“What happened to you?” asked Paul.
“Wall Street called me, greed took me, and I played my last bit of luck,” he replied. Sighing aloud, Mark blinked to clear the water from his eyes, “and then I lost it all.”
“I remember you,” said Paul, then he pulled out a photograph from his wallet, and pointed to two men standing side-by-side by the old country store, “that’s you, and that’s my dad.”
Peering at the old black and white photograph, he could faintly make out the faces of the worn picture, “Sure does look like me, doesn’t it?” asked Mark.
Paul began smiling and he replied, “It is you,” then he took a deep breath, “do you know for how long I have been looking for you?”
Mark simply shook his head, “well, you found me…I wish under better circumstances.”
Just then, Paul placed his hand upon Mark’s shoulder, “I wish my dad would’ve been able to see you again. He talked about you all the time…and especially right before he died,” Paul sighed, “because of you, he was able to watch me graduate and get my high school diploma, and later, he got to hold his newborn grandson – my son.”

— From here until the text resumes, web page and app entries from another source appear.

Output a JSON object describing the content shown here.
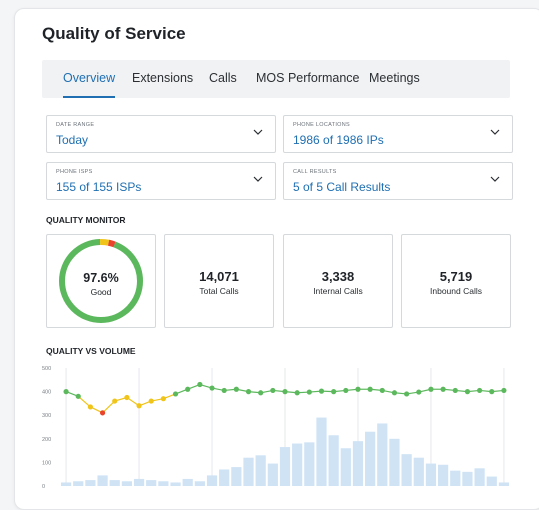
{
  "page": {
    "title": "Quality of Service"
  },
  "tabs": [
    {
      "label": "Overview",
      "active": true
    },
    {
      "label": "Extensions"
    },
    {
      "label": "Calls"
    },
    {
      "label": "MOS Performance"
    },
    {
      "label": "Meetings"
    }
  ],
  "filters": {
    "date_range": {
      "label": "DATE RANGE",
      "value": "Today"
    },
    "phone_locations": {
      "label": "PHONE LOCATIONS",
      "value": "1986 of 1986 IPs"
    },
    "phone_isps": {
      "label": "PHONE ISPS",
      "value": "155 of 155 ISPs"
    },
    "call_results": {
      "label": "CALL RESULTS",
      "value": "5 of 5 Call Results"
    }
  },
  "quality_monitor": {
    "label": "QUALITY MONITOR",
    "gauge": {
      "percent": "97.6%",
      "status": "Good",
      "good_fraction": 0.94,
      "warn_fraction": 0.035,
      "bad_fraction": 0.025,
      "colors": {
        "good": "#5cb85c",
        "warn": "#f0c419",
        "bad": "#e8452c"
      }
    },
    "stats": [
      {
        "value": "14,071",
        "label": "Total Calls"
      },
      {
        "value": "3,338",
        "label": "Internal Calls"
      },
      {
        "value": "5,719",
        "label": "Inbound Calls"
      }
    ]
  },
  "chart_data": {
    "type": "bar",
    "title": "QUALITY VS VOLUME",
    "ylim": [
      0,
      500
    ],
    "y_ticks": [
      "0",
      "100",
      "200",
      "300",
      "400",
      "500"
    ],
    "grid": true,
    "bars": {
      "color": "#cfe3f5",
      "values": [
        15,
        20,
        25,
        45,
        25,
        20,
        30,
        25,
        20,
        15,
        30,
        20,
        45,
        70,
        80,
        120,
        130,
        95,
        165,
        180,
        185,
        290,
        215,
        160,
        190,
        230,
        265,
        200,
        135,
        120,
        95,
        90,
        65,
        60,
        75,
        40,
        15
      ]
    },
    "line": {
      "values": [
        400,
        380,
        335,
        310,
        360,
        375,
        340,
        360,
        370,
        390,
        410,
        430,
        415,
        405,
        410,
        400,
        395,
        405,
        400,
        395,
        398,
        402,
        400,
        405,
        410,
        410,
        405,
        395,
        390,
        398,
        410,
        410,
        405,
        400,
        405,
        400,
        405
      ],
      "colors": {
        "good": "#5cb85c",
        "warn": "#f0c419",
        "bad": "#e8452c"
      }
    }
  }
}
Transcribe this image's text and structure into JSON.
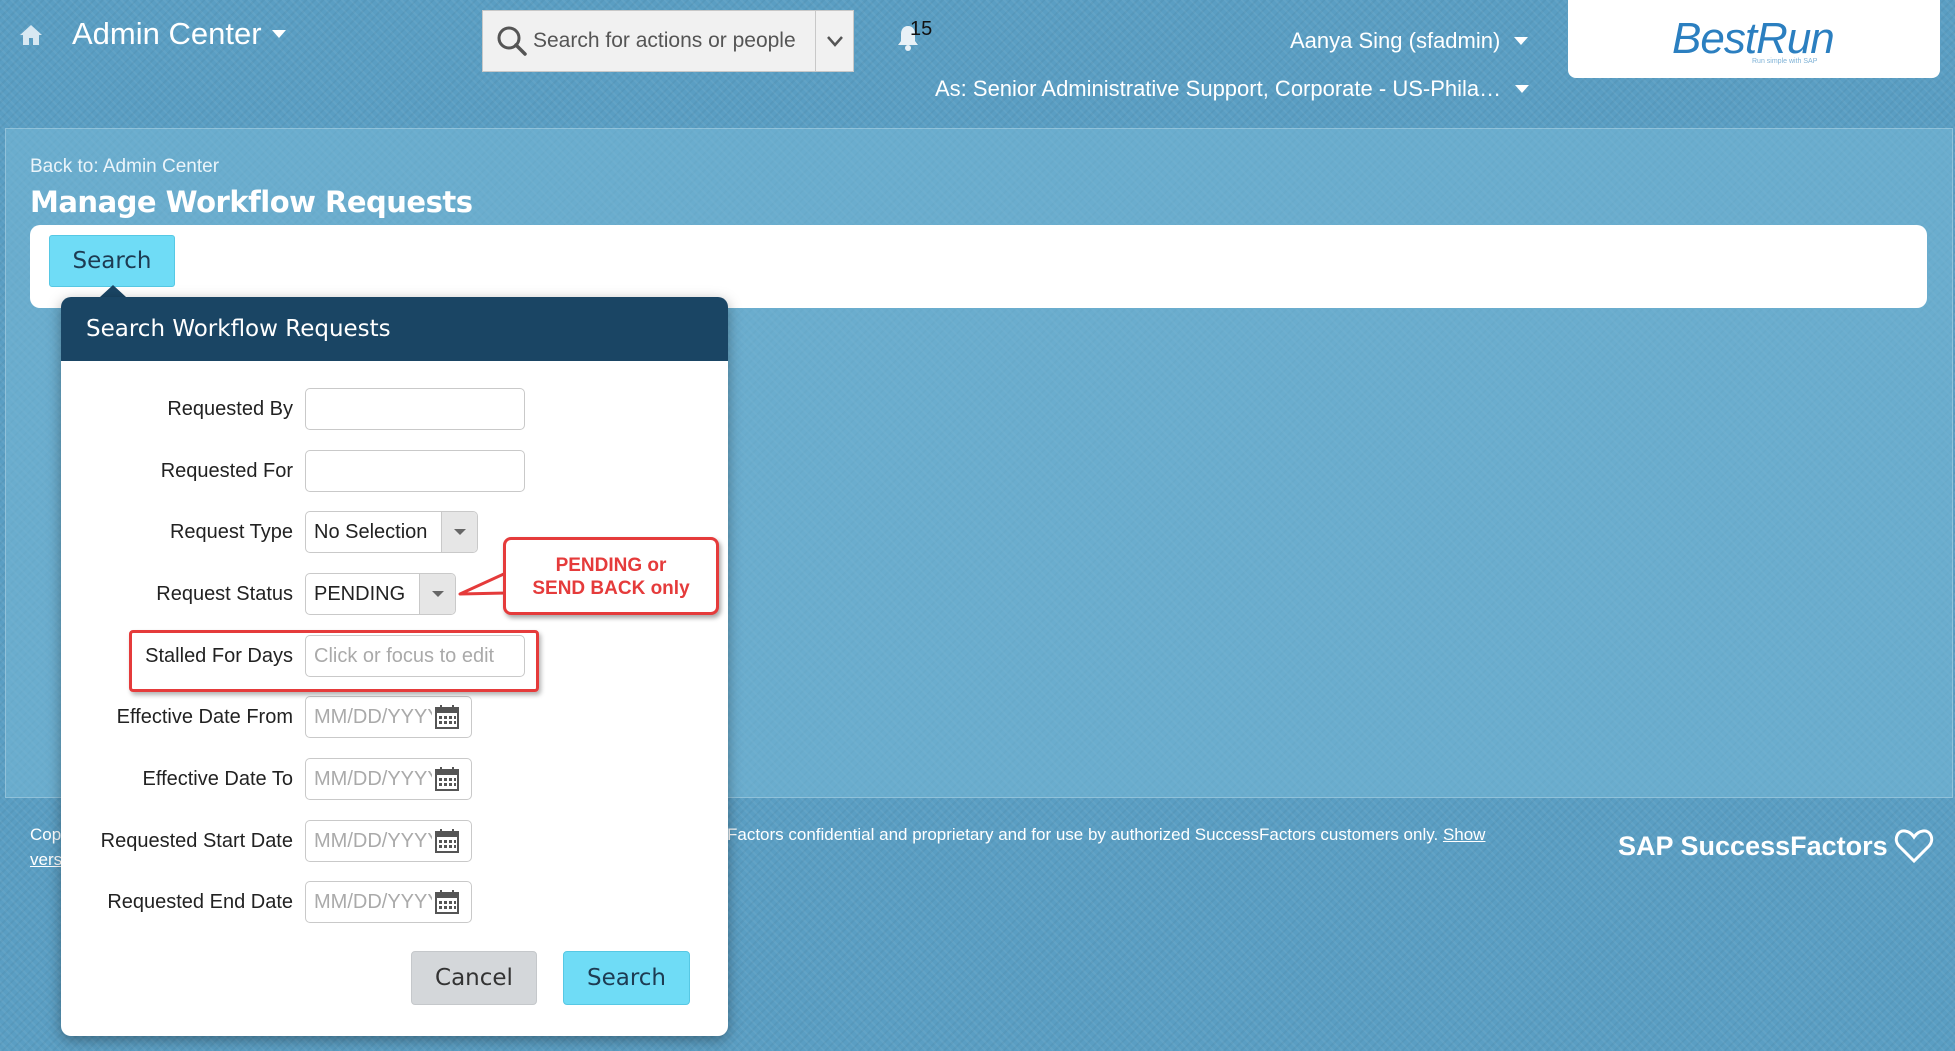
{
  "header": {
    "app_title": "Admin Center",
    "search_placeholder": "Search for actions or people",
    "notification_count": "15",
    "user_name": "Aanya Sing (sfadmin)",
    "proxy_as": "As: Senior Administrative Support, Corporate - US-Phila…",
    "logo_text": "BestRun",
    "logo_tagline": "Run simple with SAP"
  },
  "page": {
    "back_link": "Back to: Admin Center",
    "title": "Manage Workflow Requests",
    "toolbar_search_label": "Search"
  },
  "dialog": {
    "title": "Search Workflow Requests",
    "fields": {
      "requested_by": {
        "label": "Requested By",
        "value": ""
      },
      "requested_for": {
        "label": "Requested For",
        "value": ""
      },
      "request_type": {
        "label": "Request Type",
        "value": "No Selection"
      },
      "request_status": {
        "label": "Request Status",
        "value": "PENDING"
      },
      "stalled_for_days": {
        "label": "Stalled For Days",
        "placeholder": "Click or focus to edit"
      },
      "effective_date_from": {
        "label": "Effective Date From",
        "placeholder": "MM/DD/YYYY"
      },
      "effective_date_to": {
        "label": "Effective Date To",
        "placeholder": "MM/DD/YYYY"
      },
      "requested_start_date": {
        "label": "Requested Start Date",
        "placeholder": "MM/DD/YYYY"
      },
      "requested_end_date": {
        "label": "Requested End Date",
        "placeholder": "MM/DD/YYYY"
      }
    },
    "cancel_label": "Cancel",
    "search_label": "Search"
  },
  "annotation": {
    "callout_line1": "PENDING or",
    "callout_line2": "SEND BACK only"
  },
  "footer": {
    "left_line1": "Cop",
    "left_line2": "vers",
    "text": "Factors confidential and proprietary and for use by authorized SuccessFactors customers only.",
    "show_link": "Show",
    "brand": "SAP SuccessFactors"
  },
  "colors": {
    "background": "#5a9ec3",
    "dialog_header": "#1a4564",
    "primary_button": "#6fdcf6",
    "annotation_red": "#e53b3b",
    "logo_blue": "#2b7fc0"
  }
}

“Wow,” Mark replied, “I didn’t realize that one kidney could do all that.”
“You don’t understand, Mark,” said Paul, “when he died, he left you the old country store and the house. It’s been waiting for your return but you never came…until now.”
And suddenly, Mark had received his answer…and his solution to his homelessness. It had been there the whole time but it took him losing everything before he would rediscover the rainbow of hope once again.
Even in your darkest hour, when you ask – God shows up in the most unlikely places.
Copyright – All Rights Reserved By CarolAnn Bailey-Lloyd Lexington, S.C.